§ **TASK ITEM**: Only lines with the word "search" belong in the answer; copy them from the records below.

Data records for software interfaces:

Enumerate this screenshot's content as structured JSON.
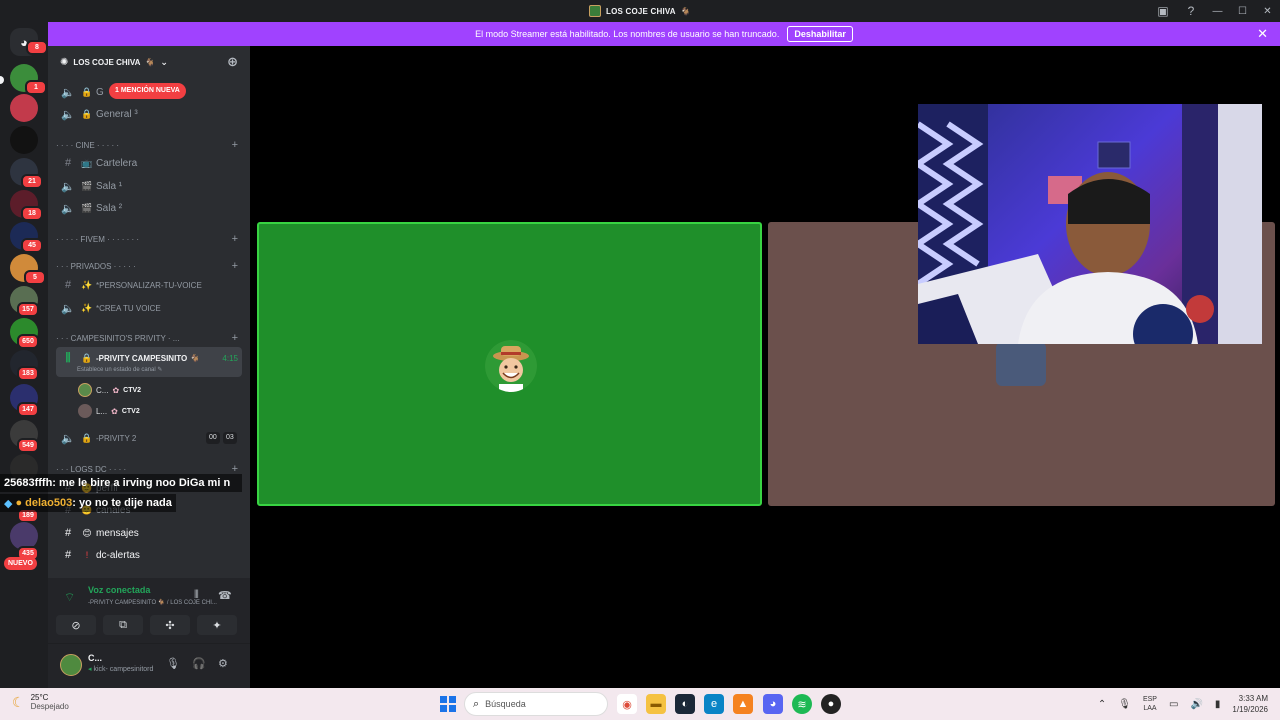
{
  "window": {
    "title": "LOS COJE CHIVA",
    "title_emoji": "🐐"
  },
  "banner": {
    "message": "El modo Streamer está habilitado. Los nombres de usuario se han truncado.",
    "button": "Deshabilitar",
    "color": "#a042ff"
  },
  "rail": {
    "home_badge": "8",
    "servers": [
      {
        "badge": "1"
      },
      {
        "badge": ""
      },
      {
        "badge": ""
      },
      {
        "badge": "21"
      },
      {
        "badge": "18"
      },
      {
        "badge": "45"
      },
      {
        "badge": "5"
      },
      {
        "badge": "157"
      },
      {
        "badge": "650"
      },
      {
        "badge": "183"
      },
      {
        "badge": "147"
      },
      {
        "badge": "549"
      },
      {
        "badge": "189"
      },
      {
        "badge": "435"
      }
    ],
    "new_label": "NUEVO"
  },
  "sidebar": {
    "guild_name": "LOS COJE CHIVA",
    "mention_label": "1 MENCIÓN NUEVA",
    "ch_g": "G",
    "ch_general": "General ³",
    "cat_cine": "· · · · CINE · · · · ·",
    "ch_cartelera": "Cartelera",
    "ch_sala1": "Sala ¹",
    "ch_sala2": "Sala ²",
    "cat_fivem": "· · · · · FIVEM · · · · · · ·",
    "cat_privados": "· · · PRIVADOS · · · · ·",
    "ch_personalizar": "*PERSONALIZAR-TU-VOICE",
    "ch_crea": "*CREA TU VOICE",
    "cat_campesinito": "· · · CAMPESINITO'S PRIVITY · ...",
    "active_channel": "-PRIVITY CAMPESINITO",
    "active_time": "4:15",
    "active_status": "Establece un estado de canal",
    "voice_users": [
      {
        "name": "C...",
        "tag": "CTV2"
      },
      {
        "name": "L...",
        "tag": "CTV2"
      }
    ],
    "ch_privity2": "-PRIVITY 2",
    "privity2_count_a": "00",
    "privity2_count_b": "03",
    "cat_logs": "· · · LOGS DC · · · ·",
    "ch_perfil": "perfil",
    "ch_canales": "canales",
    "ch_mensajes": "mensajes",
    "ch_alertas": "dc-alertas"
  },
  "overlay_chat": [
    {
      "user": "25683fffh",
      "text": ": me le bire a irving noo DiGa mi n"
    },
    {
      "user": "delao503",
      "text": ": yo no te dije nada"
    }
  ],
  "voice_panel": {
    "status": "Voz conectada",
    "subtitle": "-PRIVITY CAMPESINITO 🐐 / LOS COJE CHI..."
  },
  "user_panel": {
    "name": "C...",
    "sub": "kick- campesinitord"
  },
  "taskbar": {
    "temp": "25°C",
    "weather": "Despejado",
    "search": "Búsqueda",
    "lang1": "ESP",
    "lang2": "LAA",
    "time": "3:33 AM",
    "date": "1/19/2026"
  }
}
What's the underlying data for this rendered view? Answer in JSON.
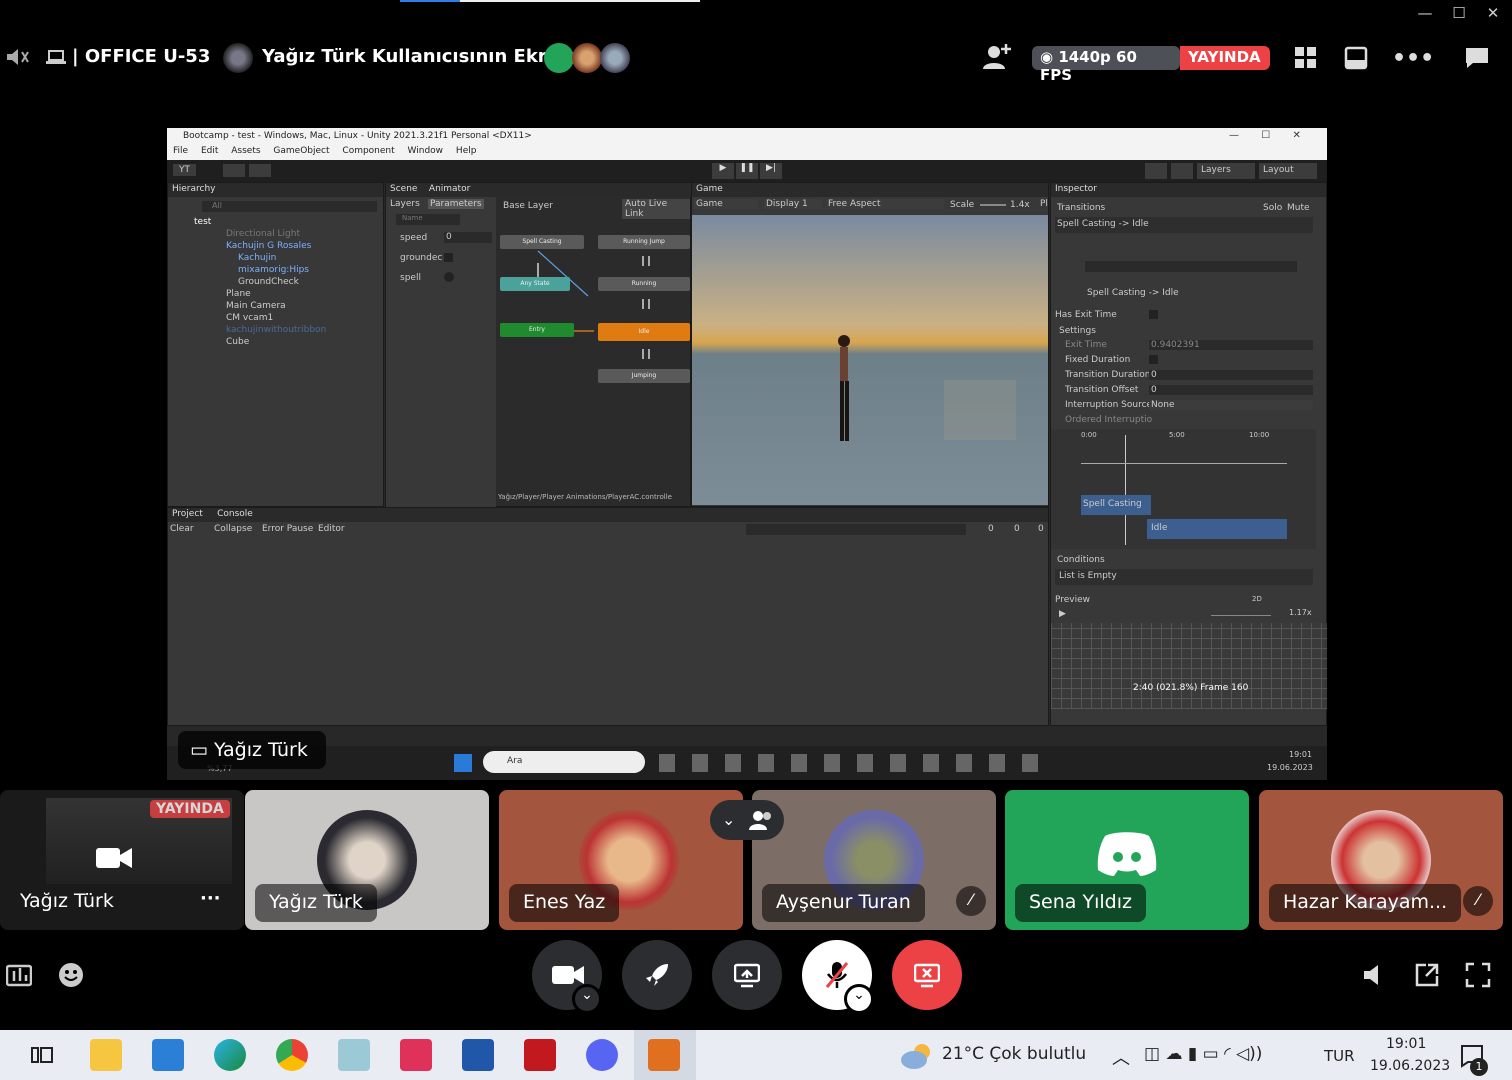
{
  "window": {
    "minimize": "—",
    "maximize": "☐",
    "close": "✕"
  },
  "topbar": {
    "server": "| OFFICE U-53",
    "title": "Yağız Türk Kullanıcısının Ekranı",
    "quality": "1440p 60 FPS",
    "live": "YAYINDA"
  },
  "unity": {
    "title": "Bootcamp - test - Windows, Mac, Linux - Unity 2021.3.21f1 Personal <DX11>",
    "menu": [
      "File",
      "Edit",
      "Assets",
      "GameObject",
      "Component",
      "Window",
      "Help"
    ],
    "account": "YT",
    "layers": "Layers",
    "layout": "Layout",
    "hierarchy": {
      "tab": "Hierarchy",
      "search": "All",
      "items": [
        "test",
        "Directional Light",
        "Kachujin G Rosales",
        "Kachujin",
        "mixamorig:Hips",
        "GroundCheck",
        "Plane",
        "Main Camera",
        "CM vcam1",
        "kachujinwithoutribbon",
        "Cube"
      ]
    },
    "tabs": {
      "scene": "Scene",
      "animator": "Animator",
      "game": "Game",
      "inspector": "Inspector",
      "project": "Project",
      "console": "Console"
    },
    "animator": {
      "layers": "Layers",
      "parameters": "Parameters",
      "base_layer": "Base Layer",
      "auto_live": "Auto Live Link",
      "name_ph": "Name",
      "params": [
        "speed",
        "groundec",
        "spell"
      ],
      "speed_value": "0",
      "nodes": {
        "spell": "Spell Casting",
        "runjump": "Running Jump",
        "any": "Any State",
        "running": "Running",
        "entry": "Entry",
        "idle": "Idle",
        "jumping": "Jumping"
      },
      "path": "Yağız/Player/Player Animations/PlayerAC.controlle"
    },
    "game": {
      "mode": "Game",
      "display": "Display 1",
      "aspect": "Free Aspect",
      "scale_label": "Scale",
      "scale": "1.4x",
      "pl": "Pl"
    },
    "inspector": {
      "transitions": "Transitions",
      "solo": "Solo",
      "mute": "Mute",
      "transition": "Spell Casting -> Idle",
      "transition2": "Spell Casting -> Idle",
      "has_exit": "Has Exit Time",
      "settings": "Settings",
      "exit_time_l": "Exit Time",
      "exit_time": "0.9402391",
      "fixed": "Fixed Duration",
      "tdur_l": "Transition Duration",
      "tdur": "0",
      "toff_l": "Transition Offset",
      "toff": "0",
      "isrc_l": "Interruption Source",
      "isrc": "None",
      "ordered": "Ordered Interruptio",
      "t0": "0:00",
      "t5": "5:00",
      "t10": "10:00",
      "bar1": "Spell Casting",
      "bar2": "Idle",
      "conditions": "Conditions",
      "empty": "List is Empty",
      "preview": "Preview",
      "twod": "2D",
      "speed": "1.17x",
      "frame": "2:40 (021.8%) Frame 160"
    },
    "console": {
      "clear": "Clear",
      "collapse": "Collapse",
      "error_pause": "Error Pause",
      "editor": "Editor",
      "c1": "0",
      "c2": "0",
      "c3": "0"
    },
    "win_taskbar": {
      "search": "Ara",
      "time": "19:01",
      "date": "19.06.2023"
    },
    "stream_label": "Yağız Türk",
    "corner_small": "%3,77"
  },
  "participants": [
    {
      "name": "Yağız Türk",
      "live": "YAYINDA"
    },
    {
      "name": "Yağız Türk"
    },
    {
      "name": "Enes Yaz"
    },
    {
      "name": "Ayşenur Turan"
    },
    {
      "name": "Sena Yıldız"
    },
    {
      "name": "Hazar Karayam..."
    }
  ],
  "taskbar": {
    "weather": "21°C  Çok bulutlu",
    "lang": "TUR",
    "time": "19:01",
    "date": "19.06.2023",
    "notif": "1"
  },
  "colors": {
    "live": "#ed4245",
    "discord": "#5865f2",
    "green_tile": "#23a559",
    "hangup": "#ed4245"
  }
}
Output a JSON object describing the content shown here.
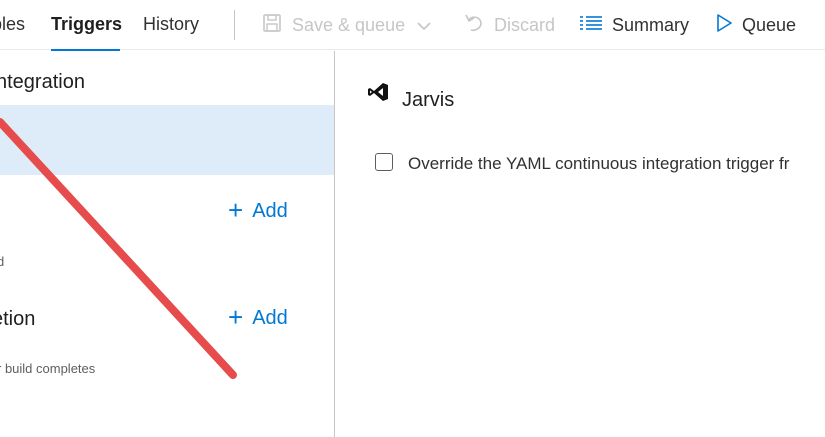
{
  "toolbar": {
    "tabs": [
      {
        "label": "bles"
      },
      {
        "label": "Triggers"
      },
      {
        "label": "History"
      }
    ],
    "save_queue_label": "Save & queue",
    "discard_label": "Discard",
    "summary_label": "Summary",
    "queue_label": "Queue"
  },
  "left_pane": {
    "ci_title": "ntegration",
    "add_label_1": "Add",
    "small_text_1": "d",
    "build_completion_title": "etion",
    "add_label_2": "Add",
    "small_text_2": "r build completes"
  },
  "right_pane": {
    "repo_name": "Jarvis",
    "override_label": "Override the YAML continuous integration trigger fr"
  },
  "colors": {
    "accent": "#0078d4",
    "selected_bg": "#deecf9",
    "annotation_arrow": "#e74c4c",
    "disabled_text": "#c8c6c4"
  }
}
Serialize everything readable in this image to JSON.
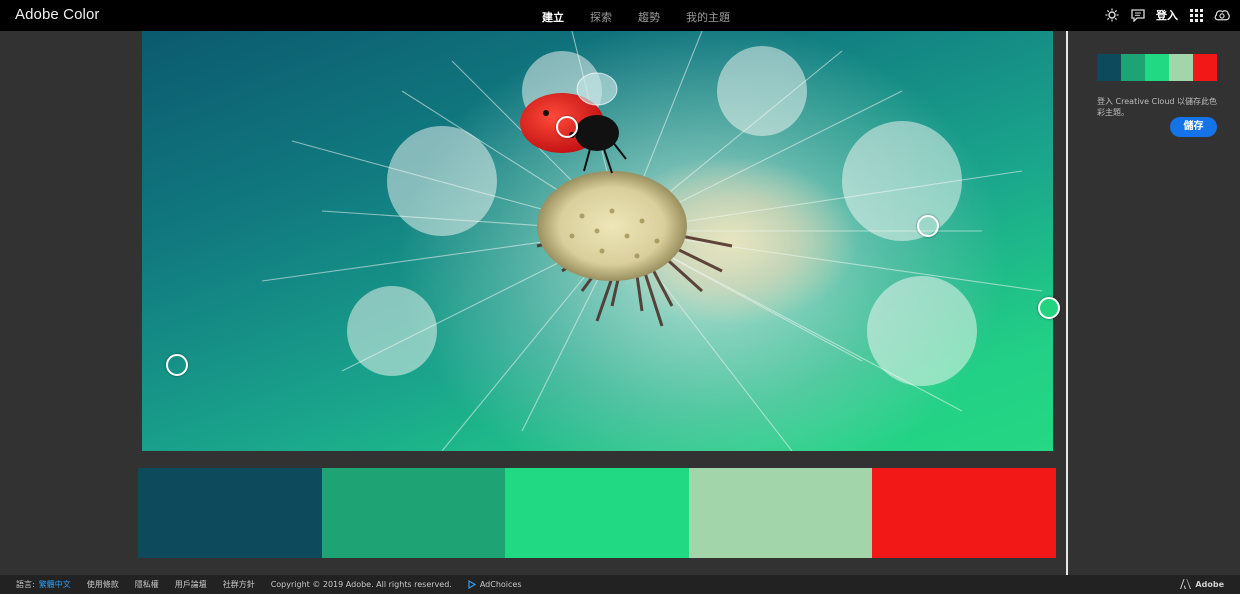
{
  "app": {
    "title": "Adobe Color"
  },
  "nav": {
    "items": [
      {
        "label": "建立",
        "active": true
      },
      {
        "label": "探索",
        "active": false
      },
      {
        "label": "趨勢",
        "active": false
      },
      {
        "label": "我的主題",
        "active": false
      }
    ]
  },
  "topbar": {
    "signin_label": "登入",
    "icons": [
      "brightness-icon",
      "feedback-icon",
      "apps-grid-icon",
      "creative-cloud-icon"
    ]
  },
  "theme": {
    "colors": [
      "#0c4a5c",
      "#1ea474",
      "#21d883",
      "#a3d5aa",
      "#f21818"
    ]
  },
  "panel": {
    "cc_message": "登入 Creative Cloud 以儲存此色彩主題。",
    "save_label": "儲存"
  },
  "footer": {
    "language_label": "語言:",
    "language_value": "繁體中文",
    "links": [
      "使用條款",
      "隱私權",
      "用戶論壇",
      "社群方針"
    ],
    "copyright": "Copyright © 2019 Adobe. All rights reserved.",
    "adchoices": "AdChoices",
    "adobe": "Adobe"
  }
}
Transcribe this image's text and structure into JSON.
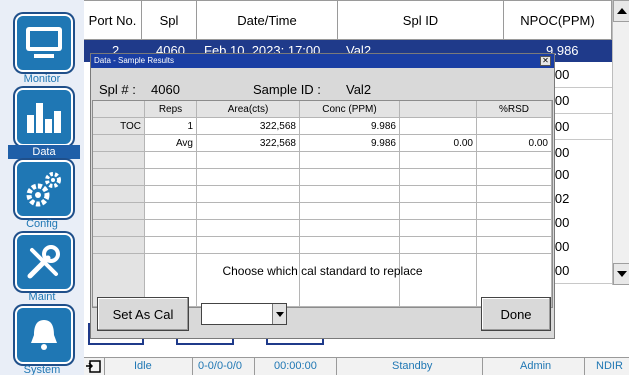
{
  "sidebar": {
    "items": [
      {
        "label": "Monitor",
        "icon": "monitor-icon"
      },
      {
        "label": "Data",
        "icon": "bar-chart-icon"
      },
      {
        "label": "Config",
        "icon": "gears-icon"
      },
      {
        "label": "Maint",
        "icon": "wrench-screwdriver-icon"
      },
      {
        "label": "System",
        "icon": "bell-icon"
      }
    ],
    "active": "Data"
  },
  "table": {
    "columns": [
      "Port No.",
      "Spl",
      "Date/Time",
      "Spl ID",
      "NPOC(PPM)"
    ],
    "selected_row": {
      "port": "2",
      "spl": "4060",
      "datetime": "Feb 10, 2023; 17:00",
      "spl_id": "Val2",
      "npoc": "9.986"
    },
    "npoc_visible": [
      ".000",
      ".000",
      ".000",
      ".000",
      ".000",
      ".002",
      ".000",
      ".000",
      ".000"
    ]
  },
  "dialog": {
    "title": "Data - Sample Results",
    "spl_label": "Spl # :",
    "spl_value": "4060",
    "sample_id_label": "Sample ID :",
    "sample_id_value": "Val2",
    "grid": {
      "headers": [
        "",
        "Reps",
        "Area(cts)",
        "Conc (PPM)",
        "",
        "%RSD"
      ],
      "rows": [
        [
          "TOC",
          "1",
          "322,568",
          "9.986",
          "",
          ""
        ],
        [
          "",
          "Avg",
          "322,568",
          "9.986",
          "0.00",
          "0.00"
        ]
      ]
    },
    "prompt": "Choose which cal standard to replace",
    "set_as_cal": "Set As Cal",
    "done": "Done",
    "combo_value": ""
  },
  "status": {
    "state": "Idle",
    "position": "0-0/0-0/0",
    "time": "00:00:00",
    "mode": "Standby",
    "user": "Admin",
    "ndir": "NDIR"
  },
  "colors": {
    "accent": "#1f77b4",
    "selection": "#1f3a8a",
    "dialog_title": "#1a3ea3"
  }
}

§ **PROBLEM SOLUTION**:
    "search": "Búsqueda",
      "search": "All",
      "search": "Ara",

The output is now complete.